Plane 1: 12′ x 10′ = 120 sq. ft.
Plane 2: 12′ x 10′ = 120 sq. ft.
Plane 1 + Plane 2 = 240 sq. ft. for the total square footage of the roof.
To further explain the gable roof, the pitch of said roof is its vertical rise divided by its horizontal span (or “run”), what is called “slope” in geometry, or the tangent function in trigonometry. The rise is typically first and the run second. In the USA, the run is denominated by the number 12, giving a ratio of how many inches of rise or fall there are to each 12 inches (one foot) of run.
The gambrel roof is known throughout the United States as a “barn roof”. It is usually symmetrical in design with two-sides – a slope – on each side. (Historically this style of roof was known as a “Dutch roof.”) The upper slope is positioned at a shallow angle, while the lower slope is steep. This design provides the advantages of a sloped roof while maximizing headroom inside the building’s upper level and shortening what would otherwise be a tall roof. The obvious disadvantage is that this style roof is harder to build (more angles) and typically weighs more.
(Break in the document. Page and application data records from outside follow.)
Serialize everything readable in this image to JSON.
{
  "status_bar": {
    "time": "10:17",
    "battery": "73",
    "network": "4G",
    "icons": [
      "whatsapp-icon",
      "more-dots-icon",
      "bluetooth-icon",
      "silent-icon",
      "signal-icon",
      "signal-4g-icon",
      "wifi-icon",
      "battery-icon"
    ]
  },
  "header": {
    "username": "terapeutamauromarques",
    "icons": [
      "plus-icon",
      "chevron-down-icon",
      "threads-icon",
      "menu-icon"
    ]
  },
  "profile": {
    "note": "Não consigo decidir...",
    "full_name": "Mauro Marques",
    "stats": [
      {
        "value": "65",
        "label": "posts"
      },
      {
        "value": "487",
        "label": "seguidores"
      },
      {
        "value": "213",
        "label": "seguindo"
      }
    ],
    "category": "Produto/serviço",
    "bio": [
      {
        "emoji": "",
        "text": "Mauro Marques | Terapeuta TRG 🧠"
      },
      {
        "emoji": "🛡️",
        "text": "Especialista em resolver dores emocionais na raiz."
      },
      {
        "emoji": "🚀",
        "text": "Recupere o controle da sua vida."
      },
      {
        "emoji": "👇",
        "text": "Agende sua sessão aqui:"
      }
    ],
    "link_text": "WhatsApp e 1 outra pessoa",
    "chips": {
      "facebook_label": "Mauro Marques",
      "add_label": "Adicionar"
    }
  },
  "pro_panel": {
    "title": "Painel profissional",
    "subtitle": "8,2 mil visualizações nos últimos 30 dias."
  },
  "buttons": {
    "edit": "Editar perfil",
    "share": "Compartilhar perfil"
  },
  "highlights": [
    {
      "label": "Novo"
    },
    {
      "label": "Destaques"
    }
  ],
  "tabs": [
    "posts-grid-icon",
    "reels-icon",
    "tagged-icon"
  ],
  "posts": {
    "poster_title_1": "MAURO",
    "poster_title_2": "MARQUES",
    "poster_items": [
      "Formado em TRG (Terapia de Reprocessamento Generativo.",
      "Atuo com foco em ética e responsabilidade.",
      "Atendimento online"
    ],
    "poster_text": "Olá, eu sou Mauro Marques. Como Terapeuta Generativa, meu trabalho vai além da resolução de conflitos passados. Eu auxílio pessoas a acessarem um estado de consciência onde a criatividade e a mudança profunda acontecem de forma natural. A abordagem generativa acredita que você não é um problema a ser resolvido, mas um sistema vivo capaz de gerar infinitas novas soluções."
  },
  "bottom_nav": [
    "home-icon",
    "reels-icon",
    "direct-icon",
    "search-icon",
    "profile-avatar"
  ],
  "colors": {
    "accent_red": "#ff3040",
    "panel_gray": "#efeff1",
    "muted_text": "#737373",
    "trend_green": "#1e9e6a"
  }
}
Shed roofs use single slope roofs. Depending on their height, they can be the perfect way to increase headroom in your tiny house. They are also (and arguably) the easiest roof to build as they have few angles. This type of roof only slopes down in one direction and involves one wall being built taller than the opposite one to create the pitch. It allows good drainage and while not the most aerodynamic from front to back, makes mounting on top of the roof (solar panels, TV antennas, etc) easy.